_Your task:_ The records below are split into lines. How many of those lines contain the string "Transmet"? Reply with the number only.

*** Opening Given records ***

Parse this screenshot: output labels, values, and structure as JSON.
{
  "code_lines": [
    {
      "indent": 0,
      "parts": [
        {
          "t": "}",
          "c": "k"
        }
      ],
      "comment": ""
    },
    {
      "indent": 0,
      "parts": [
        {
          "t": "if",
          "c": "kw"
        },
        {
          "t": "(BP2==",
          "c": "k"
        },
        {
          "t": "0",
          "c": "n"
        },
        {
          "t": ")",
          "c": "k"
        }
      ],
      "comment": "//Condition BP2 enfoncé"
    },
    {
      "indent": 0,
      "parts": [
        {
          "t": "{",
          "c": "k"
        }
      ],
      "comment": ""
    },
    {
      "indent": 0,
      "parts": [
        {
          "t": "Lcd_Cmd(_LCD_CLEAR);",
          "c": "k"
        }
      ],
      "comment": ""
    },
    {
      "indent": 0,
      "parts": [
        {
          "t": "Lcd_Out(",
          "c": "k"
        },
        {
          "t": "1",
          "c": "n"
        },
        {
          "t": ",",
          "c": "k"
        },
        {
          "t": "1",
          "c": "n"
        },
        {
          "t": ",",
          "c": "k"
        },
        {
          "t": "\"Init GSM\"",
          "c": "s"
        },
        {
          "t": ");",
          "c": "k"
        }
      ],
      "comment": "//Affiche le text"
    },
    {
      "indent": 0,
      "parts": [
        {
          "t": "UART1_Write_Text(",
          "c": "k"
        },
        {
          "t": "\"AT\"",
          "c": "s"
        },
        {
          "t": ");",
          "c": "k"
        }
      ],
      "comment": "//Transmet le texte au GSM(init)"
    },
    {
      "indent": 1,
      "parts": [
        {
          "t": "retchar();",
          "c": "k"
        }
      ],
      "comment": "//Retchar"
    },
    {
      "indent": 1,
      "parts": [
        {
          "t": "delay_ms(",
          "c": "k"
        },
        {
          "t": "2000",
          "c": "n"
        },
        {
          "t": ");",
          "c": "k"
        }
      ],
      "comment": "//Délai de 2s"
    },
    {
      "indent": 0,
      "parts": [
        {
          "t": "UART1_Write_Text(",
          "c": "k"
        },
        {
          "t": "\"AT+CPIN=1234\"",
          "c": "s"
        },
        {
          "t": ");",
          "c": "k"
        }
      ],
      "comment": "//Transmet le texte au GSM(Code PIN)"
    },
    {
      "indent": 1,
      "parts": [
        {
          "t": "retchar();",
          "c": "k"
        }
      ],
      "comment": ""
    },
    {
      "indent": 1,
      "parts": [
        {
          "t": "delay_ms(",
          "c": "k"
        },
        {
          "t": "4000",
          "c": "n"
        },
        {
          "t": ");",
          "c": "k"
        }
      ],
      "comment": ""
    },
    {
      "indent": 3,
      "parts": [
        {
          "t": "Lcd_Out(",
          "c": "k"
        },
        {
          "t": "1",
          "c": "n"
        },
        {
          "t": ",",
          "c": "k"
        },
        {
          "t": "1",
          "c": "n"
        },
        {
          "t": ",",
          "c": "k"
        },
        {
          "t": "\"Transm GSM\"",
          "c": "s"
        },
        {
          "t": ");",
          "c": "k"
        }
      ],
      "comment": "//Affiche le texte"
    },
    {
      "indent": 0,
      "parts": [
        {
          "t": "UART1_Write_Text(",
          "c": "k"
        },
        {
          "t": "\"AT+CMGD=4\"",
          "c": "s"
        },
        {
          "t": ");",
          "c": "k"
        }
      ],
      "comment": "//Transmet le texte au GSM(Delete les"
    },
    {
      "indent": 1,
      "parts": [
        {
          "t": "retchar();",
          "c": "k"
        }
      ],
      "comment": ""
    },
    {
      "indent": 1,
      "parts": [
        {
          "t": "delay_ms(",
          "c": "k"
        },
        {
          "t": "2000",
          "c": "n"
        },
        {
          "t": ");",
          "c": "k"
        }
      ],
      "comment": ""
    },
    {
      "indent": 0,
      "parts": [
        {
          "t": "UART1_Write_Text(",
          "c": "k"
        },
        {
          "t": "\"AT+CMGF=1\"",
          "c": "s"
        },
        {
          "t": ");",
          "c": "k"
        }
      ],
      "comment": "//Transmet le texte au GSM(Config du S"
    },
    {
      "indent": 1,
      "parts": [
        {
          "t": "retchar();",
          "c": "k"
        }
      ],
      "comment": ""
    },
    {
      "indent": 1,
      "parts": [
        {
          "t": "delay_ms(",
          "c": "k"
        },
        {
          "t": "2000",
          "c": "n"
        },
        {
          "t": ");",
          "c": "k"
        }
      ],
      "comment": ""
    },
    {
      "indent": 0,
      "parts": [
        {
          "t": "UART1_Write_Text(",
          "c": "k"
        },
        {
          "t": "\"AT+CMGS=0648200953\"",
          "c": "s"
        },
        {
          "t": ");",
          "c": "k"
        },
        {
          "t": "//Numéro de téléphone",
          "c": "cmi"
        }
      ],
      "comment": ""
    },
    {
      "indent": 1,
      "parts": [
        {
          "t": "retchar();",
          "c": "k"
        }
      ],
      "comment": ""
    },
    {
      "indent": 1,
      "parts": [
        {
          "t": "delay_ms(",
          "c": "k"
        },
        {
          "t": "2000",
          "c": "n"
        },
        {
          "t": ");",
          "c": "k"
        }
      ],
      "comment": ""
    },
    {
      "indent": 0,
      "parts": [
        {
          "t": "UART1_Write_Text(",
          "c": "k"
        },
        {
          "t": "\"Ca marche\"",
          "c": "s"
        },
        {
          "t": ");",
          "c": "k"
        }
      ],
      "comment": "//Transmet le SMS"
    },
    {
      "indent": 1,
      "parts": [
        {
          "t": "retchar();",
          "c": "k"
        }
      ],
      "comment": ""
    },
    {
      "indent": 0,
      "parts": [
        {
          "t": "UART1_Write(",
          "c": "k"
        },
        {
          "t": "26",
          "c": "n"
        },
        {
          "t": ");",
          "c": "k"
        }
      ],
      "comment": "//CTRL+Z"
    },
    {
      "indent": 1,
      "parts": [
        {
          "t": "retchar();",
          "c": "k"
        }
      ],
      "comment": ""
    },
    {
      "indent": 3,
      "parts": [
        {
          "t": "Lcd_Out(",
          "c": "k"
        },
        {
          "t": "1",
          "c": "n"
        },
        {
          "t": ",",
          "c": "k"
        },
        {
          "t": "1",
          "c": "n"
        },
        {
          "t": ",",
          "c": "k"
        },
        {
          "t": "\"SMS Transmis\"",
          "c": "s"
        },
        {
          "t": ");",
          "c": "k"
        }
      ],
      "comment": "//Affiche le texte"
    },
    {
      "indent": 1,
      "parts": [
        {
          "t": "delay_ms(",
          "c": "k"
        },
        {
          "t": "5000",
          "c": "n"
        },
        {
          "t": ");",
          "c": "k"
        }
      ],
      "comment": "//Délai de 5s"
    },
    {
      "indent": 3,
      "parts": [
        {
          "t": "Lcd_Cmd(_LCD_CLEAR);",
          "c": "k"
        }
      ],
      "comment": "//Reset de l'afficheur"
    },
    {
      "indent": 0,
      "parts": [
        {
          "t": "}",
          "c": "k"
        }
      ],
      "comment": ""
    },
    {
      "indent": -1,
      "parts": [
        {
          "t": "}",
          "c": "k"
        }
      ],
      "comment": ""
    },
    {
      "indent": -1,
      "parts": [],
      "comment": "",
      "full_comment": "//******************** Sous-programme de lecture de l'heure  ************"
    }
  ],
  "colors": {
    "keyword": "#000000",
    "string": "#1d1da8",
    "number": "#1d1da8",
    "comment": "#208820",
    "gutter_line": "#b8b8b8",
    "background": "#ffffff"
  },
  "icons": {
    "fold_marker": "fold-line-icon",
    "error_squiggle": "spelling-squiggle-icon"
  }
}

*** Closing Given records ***

_Exercise response:_ 5